- Required action
Exactly as given, output all the records that follow.

Interface dataset entries:
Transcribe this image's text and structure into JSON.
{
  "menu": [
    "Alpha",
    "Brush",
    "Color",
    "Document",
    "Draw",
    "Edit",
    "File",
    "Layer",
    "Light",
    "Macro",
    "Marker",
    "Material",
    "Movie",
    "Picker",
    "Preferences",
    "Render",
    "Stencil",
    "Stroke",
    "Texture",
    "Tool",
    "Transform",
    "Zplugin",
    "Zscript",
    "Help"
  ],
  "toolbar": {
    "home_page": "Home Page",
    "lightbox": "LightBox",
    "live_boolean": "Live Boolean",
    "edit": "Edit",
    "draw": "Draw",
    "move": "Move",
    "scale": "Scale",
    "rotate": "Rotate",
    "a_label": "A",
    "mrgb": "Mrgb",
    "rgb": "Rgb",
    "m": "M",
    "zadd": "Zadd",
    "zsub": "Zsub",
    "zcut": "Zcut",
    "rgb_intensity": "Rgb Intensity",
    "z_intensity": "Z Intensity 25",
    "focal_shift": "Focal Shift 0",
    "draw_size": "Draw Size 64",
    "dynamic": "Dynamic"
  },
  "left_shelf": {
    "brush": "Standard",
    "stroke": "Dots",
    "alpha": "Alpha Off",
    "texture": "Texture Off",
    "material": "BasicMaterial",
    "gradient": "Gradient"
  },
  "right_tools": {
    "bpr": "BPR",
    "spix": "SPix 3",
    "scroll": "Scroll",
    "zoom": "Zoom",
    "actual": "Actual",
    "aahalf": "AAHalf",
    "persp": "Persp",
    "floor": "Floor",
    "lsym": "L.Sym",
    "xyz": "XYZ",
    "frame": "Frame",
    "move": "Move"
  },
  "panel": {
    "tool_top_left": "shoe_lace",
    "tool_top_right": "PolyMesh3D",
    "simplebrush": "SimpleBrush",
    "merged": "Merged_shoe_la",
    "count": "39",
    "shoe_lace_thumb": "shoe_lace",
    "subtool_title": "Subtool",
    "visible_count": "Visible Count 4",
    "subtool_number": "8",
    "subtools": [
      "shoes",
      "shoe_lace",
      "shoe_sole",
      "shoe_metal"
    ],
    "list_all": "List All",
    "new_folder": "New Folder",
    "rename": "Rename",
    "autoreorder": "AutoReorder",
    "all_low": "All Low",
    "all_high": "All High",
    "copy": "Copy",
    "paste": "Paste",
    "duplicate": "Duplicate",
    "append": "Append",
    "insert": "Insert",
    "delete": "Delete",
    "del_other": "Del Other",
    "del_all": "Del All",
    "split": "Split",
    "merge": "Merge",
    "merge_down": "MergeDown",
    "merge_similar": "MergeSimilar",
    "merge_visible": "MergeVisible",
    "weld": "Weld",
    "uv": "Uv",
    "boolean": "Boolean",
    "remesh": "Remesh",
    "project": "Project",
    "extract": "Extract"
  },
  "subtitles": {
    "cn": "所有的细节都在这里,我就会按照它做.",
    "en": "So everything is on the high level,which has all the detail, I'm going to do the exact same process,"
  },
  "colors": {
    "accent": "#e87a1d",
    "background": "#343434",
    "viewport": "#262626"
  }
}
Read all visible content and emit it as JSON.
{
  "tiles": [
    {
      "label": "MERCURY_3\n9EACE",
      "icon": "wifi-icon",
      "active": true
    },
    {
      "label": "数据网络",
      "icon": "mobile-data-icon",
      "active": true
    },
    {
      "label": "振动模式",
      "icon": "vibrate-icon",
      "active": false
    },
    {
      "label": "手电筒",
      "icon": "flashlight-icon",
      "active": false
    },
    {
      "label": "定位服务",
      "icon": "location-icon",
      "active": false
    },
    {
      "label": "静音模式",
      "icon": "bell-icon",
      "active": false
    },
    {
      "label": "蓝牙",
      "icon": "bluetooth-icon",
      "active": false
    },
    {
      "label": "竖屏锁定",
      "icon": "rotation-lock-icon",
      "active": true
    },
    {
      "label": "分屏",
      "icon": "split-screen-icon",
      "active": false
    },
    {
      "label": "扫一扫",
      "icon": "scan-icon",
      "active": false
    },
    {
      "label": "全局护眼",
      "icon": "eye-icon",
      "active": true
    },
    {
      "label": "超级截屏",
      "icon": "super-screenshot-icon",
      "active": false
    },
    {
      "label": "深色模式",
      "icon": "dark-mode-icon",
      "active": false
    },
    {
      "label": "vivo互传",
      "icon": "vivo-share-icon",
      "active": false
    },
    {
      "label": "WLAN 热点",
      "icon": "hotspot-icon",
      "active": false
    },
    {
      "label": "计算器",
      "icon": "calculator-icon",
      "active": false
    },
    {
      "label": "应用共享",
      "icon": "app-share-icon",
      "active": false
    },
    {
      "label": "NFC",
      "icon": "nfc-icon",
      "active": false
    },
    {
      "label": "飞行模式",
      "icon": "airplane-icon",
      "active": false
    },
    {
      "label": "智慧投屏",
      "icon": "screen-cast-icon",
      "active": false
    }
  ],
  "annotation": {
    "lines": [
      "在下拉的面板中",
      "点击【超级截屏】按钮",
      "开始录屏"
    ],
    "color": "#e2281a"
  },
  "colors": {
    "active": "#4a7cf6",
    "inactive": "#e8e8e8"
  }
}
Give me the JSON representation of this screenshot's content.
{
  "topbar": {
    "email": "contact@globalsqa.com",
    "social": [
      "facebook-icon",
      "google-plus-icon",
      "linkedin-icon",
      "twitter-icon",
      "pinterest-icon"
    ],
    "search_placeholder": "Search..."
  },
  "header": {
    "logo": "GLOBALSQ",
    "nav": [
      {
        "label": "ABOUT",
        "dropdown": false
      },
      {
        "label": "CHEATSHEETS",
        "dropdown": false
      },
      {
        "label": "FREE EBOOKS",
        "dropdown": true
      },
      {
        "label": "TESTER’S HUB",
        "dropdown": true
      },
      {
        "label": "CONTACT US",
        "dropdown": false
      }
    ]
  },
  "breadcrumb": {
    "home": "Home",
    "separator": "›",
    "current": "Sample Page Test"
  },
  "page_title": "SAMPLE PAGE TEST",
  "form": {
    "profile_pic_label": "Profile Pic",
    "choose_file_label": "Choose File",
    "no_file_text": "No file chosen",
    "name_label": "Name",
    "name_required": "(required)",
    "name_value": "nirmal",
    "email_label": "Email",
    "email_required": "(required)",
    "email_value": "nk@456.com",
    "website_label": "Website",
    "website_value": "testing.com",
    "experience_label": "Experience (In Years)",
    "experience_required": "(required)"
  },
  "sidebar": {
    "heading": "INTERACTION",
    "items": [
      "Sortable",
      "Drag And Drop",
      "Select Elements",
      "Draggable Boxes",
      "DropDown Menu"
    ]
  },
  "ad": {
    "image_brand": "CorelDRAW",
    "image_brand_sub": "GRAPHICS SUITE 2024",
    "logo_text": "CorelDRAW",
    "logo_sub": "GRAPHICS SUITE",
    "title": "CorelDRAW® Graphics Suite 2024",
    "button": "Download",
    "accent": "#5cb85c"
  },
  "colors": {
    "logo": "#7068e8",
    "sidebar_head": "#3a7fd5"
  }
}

- Exercise output
Transcribe this image's text and structure into JSON.
{
  "menu": [
    "Alpha",
    "Brush",
    "Color",
    "Document",
    "Draw",
    "Edit",
    "File",
    "Layer",
    "Light",
    "Macro",
    "Marker",
    "Material",
    "Movie",
    "Picker",
    "Preferences",
    "Render",
    "Stencil",
    "Stroke",
    "Texture",
    "Tool",
    "Transform",
    "Zplugin",
    "Zscript",
    "Help"
  ],
  "toolbar": {
    "home_page": "Home Page",
    "lightbox": "LightBox",
    "live_boolean": "Live Boolean",
    "edit": "Edit",
    "draw": "Draw",
    "move": "Move",
    "scale": "Scale",
    "rotate": "Rotate",
    "a_label": "A",
    "mrgb": "Mrgb",
    "rgb": "Rgb",
    "m": "M",
    "zadd": "Zadd",
    "zsub": "Zsub",
    "zcut": "Zcut",
    "rgb_intensity": "Rgb Intensity",
    "z_intensity": "Z Intensity 25",
    "focal_shift": "Focal Shift 0",
    "draw_size": "Draw Size 64",
    "dynamic": "Dynamic"
  },
  "left_shelf": {
    "brush": "Standard",
    "stroke": "Dots",
    "alpha": "Alpha Off",
    "texture": "Texture Off",
    "material": "BasicMaterial",
    "gradient": "Gradient"
  },
  "right_tools": {
    "bpr": "BPR",
    "spix": "SPix 3",
    "scroll": "Scroll",
    "zoom": "Zoom",
    "actual": "Actual",
    "aahalf": "AAHalf",
    "persp": "Persp",
    "floor": "Floor",
    "lsym": "L.Sym",
    "xyz": "XYZ",
    "frame": "Frame",
    "move": "Move"
  },
  "panel": {
    "tool_top_left": "shoe_lace",
    "tool_top_right": "PolyMesh3D",
    "simplebrush": "SimpleBrush",
    "merged": "Merged_shoe_la",
    "count": "39",
    "shoe_lace_thumb": "shoe_lace",
    "subtool_title": "Subtool",
    "visible_count": "Visible Count 4",
    "subtool_number": "8",
    "subtools": [
      "shoes",
      "shoe_lace",
      "shoe_sole",
      "shoe_metal"
    ],
    "list_all": "List All",
    "new_folder": "New Folder",
    "rename": "Rename",
    "autoreorder": "AutoReorder",
    "all_low": "All Low",
    "all_high": "All High",
    "copy": "Copy",
    "paste": "Paste",
    "duplicate": "Duplicate",
    "append": "Append",
    "insert": "Insert",
    "delete": "Delete",
    "del_other": "Del Other",
    "del_all": "Del All",
    "split": "Split",
    "merge": "Merge",
    "merge_down": "MergeDown",
    "merge_similar": "MergeSimilar",
    "merge_visible": "MergeVisible",
    "weld": "Weld",
    "uv": "Uv",
    "boolean": "Boolean",
    "remesh": "Remesh",
    "project": "Project",
    "extract": "Extract"
  },
  "subtitles": {
    "cn": "所有的细节都在这里,我就会按照它做.",
    "en": "So everything is on the high level,which has all the detail, I'm going to do the exact same process,"
  },
  "colors": {
    "accent": "#e87a1d",
    "background": "#343434",
    "viewport": "#262626"
  }
}
Read all visible content and emit it as JSON.
{
  "tiles": [
    {
      "label": "MERCURY_3\n9EACE",
      "icon": "wifi-icon",
      "active": true
    },
    {
      "label": "数据网络",
      "icon": "mobile-data-icon",
      "active": true
    },
    {
      "label": "振动模式",
      "icon": "vibrate-icon",
      "active": false
    },
    {
      "label": "手电筒",
      "icon": "flashlight-icon",
      "active": false
    },
    {
      "label": "定位服务",
      "icon": "location-icon",
      "active": false
    },
    {
      "label": "静音模式",
      "icon": "bell-icon",
      "active": false
    },
    {
      "label": "蓝牙",
      "icon": "bluetooth-icon",
      "active": false
    },
    {
      "label": "竖屏锁定",
      "icon": "rotation-lock-icon",
      "active": true
    },
    {
      "label": "分屏",
      "icon": "split-screen-icon",
      "active": false
    },
    {
      "label": "扫一扫",
      "icon": "scan-icon",
      "active": false
    },
    {
      "label": "全局护眼",
      "icon": "eye-icon",
      "active": true
    },
    {
      "label": "超级截屏",
      "icon": "super-screenshot-icon",
      "active": false
    },
    {
      "label": "深色模式",
      "icon": "dark-mode-icon",
      "active": false
    },
    {
      "label": "vivo互传",
      "icon": "vivo-share-icon",
      "active": false
    },
    {
      "label": "WLAN 热点",
      "icon": "hotspot-icon",
      "active": false
    },
    {
      "label": "计算器",
      "icon": "calculator-icon",
      "active": false
    },
    {
      "label": "应用共享",
      "icon": "app-share-icon",
      "active": false
    },
    {
      "label": "NFC",
      "icon": "nfc-icon",
      "active": false
    },
    {
      "label": "飞行模式",
      "icon": "airplane-icon",
      "active": false
    },
    {
      "label": "智慧投屏",
      "icon": "screen-cast-icon",
      "active": false
    }
  ],
  "annotation": {
    "lines": [
      "在下拉的面板中",
      "点击【超级截屏】按钮",
      "开始录屏"
    ],
    "color": "#e2281a"
  },
  "colors": {
    "active": "#4a7cf6",
    "inactive": "#e8e8e8"
  }
}
Give me the JSON representation of this screenshot's content.
{
  "topbar": {
    "email": "contact@globalsqa.com",
    "social": [
      "facebook-icon",
      "google-plus-icon",
      "linkedin-icon",
      "twitter-icon",
      "pinterest-icon"
    ],
    "search_placeholder": "Search..."
  },
  "header": {
    "logo": "GLOBALSQ",
    "nav": [
      {
        "label": "ABOUT",
        "dropdown": false
      },
      {
        "label": "CHEATSHEETS",
        "dropdown": false
      },
      {
        "label": "FREE EBOOKS",
        "dropdown": true
      },
      {
        "label": "TESTER’S HUB",
        "dropdown": true
      },
      {
        "label": "CONTACT US",
        "dropdown": false
      }
    ]
  },
  "breadcrumb": {
    "home": "Home",
    "separator": "›",
    "current": "Sample Page Test"
  },
  "page_title": "SAMPLE PAGE TEST",
  "form": {
    "profile_pic_label": "Profile Pic",
    "choose_file_label": "Choose File",
    "no_file_text": "No file chosen",
    "name_label": "Name",
    "name_required": "(required)",
    "name_value": "nirmal",
    "email_label": "Email",
    "email_required": "(required)",
    "email_value": "nk@456.com",
    "website_label": "Website",
    "website_value": "testing.com",
    "experience_label": "Experience (In Years)",
    "experience_required": "(required)"
  },
  "sidebar": {
    "heading": "INTERACTION",
    "items": [
      "Sortable",
      "Drag And Drop",
      "Select Elements",
      "Draggable Boxes",
      "DropDown Menu"
    ]
  },
  "ad": {
    "image_brand": "CorelDRAW",
    "image_brand_sub": "GRAPHICS SUITE 2024",
    "logo_text": "CorelDRAW",
    "logo_sub": "GRAPHICS SUITE",
    "title": "CorelDRAW® Graphics Suite 2024",
    "button": "Download",
    "accent": "#5cb85c"
  },
  "colors": {
    "logo": "#7068e8",
    "sidebar_head": "#3a7fd5"
  }
}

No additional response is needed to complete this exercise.